When Godspeed You! Black Emperor shuffle onto the stage a little later, they take up their chairs, drum kits and instruments like an Irish fiddle band paid in Guinness. After playing their CDs to death for the last 15 years, it was a personal joy to see them at last. To a very tiny crowd, they run through a great rendition of their latest record Asunder, Sweet and Other Distress.. The set is loud, controlled, noirish and all conquering. The standout is Peasantry or Light! Inside of Light. It’s them at their best, a glorious central string melody masking a raucous guitar squall. Within its rhythms we see the unforthcoming Icelandic sunset, green fields, lupin and industry.
Steering clear of angry birds, we find a new route back to the hotel and bump into a Latvian bloke. Dressed in working clothes we ask if he’s doing building work or something in the shed he just exited. “No”, he laughs. “I am mining for bitcoin”. Pretending to understand what he’s talking about, we bid him adieu and set off to “Google it”. Turns out, in that large indistinct shed in the middle of Iceland, a Latvian man and (presumably) many others, are logging and locating the transfer of virtual currency throughout the world wide web and are somehow making money from it. Godspeed should do a track about this, we think.

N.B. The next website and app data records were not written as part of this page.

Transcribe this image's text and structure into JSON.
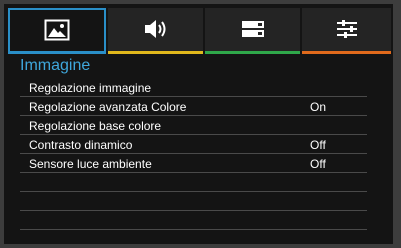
{
  "tabs": [
    {
      "icon": "image-icon",
      "color": "#2a8fc8",
      "selected": true
    },
    {
      "icon": "speaker-icon",
      "color": "#e0b81c",
      "selected": false
    },
    {
      "icon": "setup-icon",
      "color": "#2fa84a",
      "selected": false
    },
    {
      "icon": "adjust-sliders-icon",
      "color": "#e06a1c",
      "selected": false
    }
  ],
  "section_title": "Immagine",
  "menu_items": [
    {
      "label": "Regolazione immagine",
      "value": ""
    },
    {
      "label": "Regolazione avanzata Colore",
      "value": "On"
    },
    {
      "label": "Regolazione base colore",
      "value": ""
    },
    {
      "label": "Contrasto dinamico",
      "value": "Off"
    },
    {
      "label": "Sensore luce ambiente",
      "value": "Off"
    },
    {
      "label": "",
      "value": ""
    },
    {
      "label": "",
      "value": ""
    },
    {
      "label": "",
      "value": ""
    }
  ]
}
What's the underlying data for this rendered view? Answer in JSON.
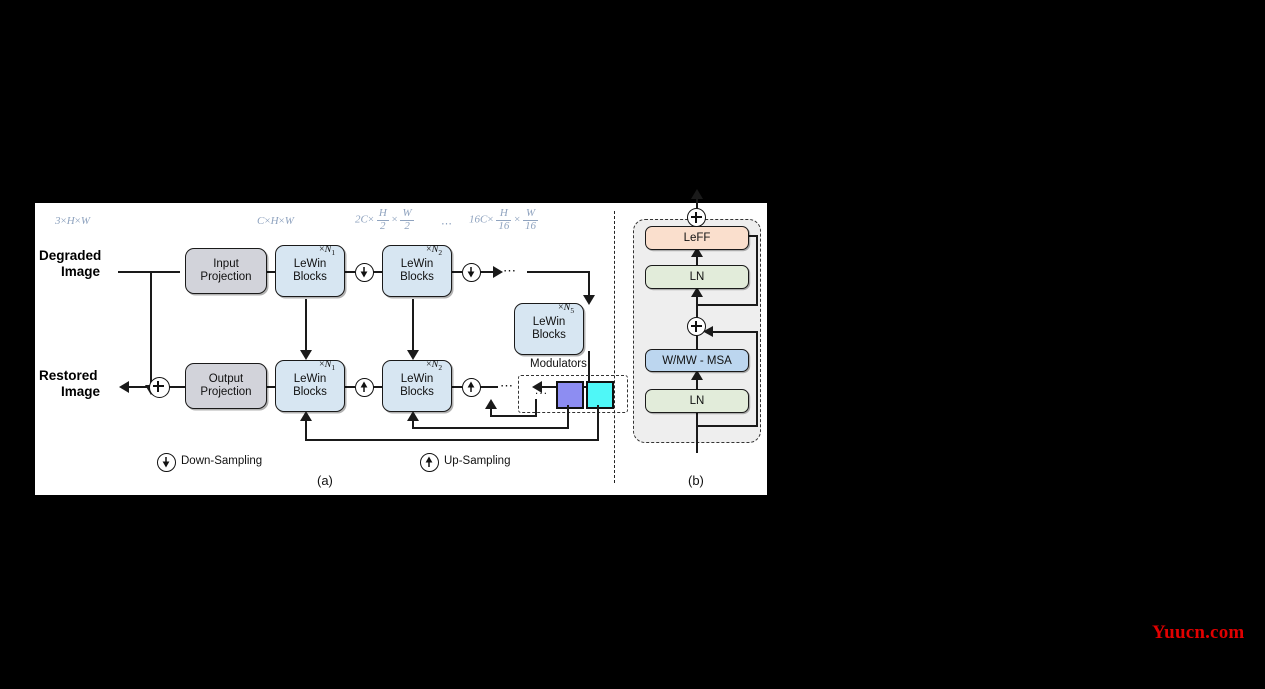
{
  "figure": {
    "panel_a": {
      "caption": "(a)",
      "dim_labels": [
        {
          "id": "d0",
          "text": "3×H×W"
        },
        {
          "id": "d1",
          "text": "C×H×W"
        },
        {
          "id": "d2",
          "text": "2C× H/2 × W/2"
        },
        {
          "id": "d3",
          "text": "16C× H/16 × W/16"
        },
        {
          "id": "d_ellipsis",
          "text": "⋯"
        }
      ],
      "io_labels": {
        "input": "Degraded\nImage",
        "input_line1": "Degraded",
        "input_line2": "Image",
        "output_line1": "Restored",
        "output_line2": "Image"
      },
      "blocks": [
        {
          "id": "input-projection",
          "label": "Input\nProjection",
          "line1": "Input",
          "line2": "Projection",
          "color": "#d2d3da"
        },
        {
          "id": "output-projection",
          "label": "Output\nProjection",
          "line1": "Output",
          "line2": "Projection",
          "color": "#d2d3da"
        },
        {
          "id": "encoder-lewin-1",
          "line1": "LeWin",
          "line2": "Blocks",
          "mult": "×N",
          "sub": "1",
          "color": "#d7e6f2"
        },
        {
          "id": "encoder-lewin-2",
          "line1": "LeWin",
          "line2": "Blocks",
          "mult": "×N",
          "sub": "2",
          "color": "#d7e6f2"
        },
        {
          "id": "bottleneck-lewin",
          "line1": "LeWin",
          "line2": "Blocks",
          "mult": "×N",
          "sub": "5",
          "color": "#d7e6f2"
        },
        {
          "id": "decoder-lewin-1",
          "line1": "LeWin",
          "line2": "Blocks",
          "mult": "×N",
          "sub": "1",
          "color": "#d7e6f2"
        },
        {
          "id": "decoder-lewin-2",
          "line1": "LeWin",
          "line2": "Blocks",
          "mult": "×N",
          "sub": "2",
          "color": "#d7e6f2"
        }
      ],
      "modulators": {
        "title": "Modulators",
        "ellipsis": "...",
        "swatches": [
          {
            "id": "modulator-1",
            "color": "#8d8df2"
          },
          {
            "id": "modulator-2",
            "color": "#4ff7f7"
          }
        ]
      },
      "legend": [
        {
          "id": "down-sampling",
          "label": "Down-Sampling",
          "icon": "arrow-down-circle-icon"
        },
        {
          "id": "up-sampling",
          "label": "Up-Sampling",
          "icon": "arrow-up-circle-icon"
        }
      ],
      "skip_ellipsis": "⋯"
    },
    "panel_b": {
      "caption": "(b)",
      "blocks": [
        {
          "id": "leff",
          "label": "LeFF",
          "color": "#fadfcd"
        },
        {
          "id": "ln-top",
          "label": "LN",
          "color": "#e2ecda"
        },
        {
          "id": "wmw-msa",
          "label": "W/MW - MSA",
          "color": "#bcd6ef"
        },
        {
          "id": "ln-bottom",
          "label": "LN",
          "color": "#e2ecda"
        }
      ],
      "adders": [
        "⊕",
        "⊕"
      ]
    }
  },
  "watermark": {
    "text": "Yuucn.com",
    "color": "#e10000"
  }
}
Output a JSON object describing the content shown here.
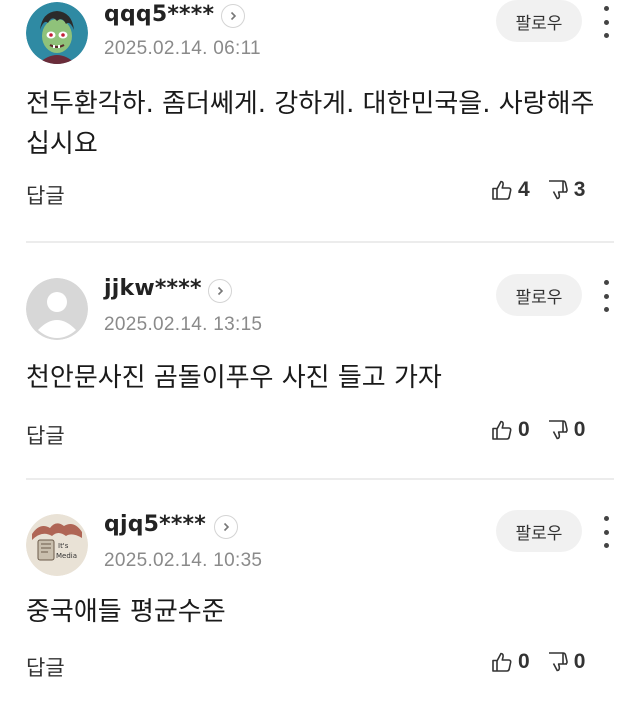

The final day of ATP is packed with bands we’ve never heard of and the site has half the people it did on day one. People look tired, smoking and weary of beer. We catch some of noise sculptors Swans, noticing they have a gigantic gong on stage. “How much did that cost to get on the plane?” we ask a mate. “Probably skimmed it across the ocean to save money”, he says.
Avoiding another burger adventure, we leave ATP 2015 for the last time and notice a much bigger police presence. Some drunks are turfed out, looking through the window of the reception area, we notice one cop menacingly inspecting a carrier bag filled with broken smoke alarms. In the car park, a Mazda is parked with all doors open. It’s after 2am and about five teenage lads in Action Man-sized jeans and mop top haircuts are having an impromptu disco. On the car stereo, Howard Jones’ What is Love Anyway? Is turned up to 11. An unusual choice of music for an unusual setting that still somehow works. That’s ATP, that is.
Pictures by Getintothis’ Chris Huston.